● **EXERCISE AIM**
Exact copies of all the lines below are required, with the pictures omitted.
DATA FOR THIS TASK below:
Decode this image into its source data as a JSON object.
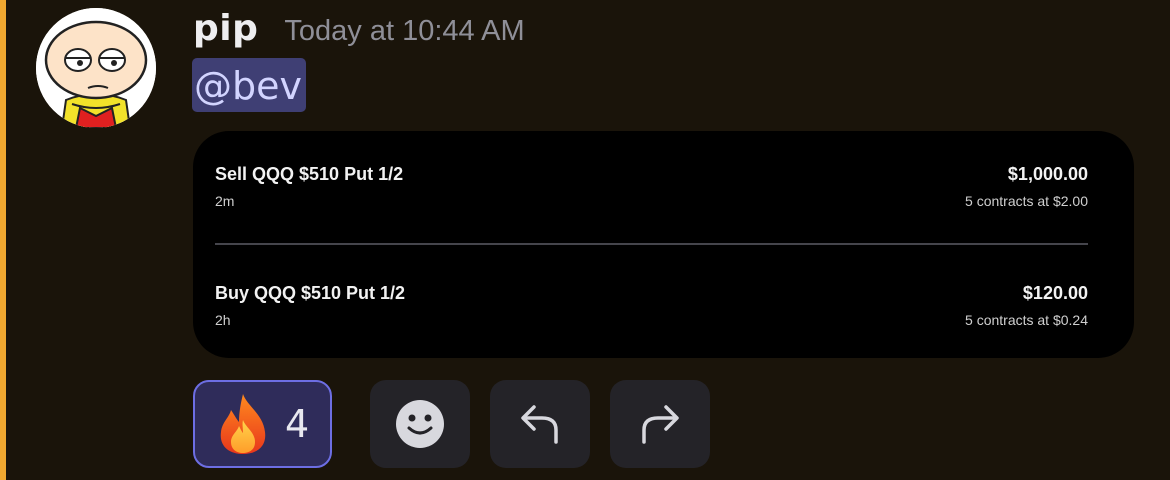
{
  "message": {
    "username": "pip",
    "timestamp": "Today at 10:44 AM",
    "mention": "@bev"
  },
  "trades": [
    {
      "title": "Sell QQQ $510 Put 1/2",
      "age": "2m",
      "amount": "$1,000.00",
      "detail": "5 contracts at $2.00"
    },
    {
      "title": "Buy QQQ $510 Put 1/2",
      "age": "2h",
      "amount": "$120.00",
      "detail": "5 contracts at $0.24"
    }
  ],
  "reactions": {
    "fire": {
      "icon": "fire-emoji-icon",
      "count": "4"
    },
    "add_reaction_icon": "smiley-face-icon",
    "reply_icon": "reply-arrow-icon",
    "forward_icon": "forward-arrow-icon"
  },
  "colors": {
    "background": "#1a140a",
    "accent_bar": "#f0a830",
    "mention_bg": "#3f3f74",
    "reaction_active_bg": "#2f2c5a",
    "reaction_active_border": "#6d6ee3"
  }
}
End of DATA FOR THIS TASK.
● **ANSWER BOX**
Decode this image into its source data as a JSON object.
{
  "message": {
    "username": "pip",
    "timestamp": "Today at 10:44 AM",
    "mention": "@bev"
  },
  "trades": [
    {
      "title": "Sell QQQ $510 Put 1/2",
      "age": "2m",
      "amount": "$1,000.00",
      "detail": "5 contracts at $2.00"
    },
    {
      "title": "Buy QQQ $510 Put 1/2",
      "age": "2h",
      "amount": "$120.00",
      "detail": "5 contracts at $0.24"
    }
  ],
  "reactions": {
    "fire": {
      "icon": "fire-emoji-icon",
      "count": "4"
    },
    "add_reaction_icon": "smiley-face-icon",
    "reply_icon": "reply-arrow-icon",
    "forward_icon": "forward-arrow-icon"
  },
  "colors": {
    "background": "#1a140a",
    "accent_bar": "#f0a830",
    "mention_bg": "#3f3f74",
    "reaction_active_bg": "#2f2c5a",
    "reaction_active_border": "#6d6ee3"
  }
}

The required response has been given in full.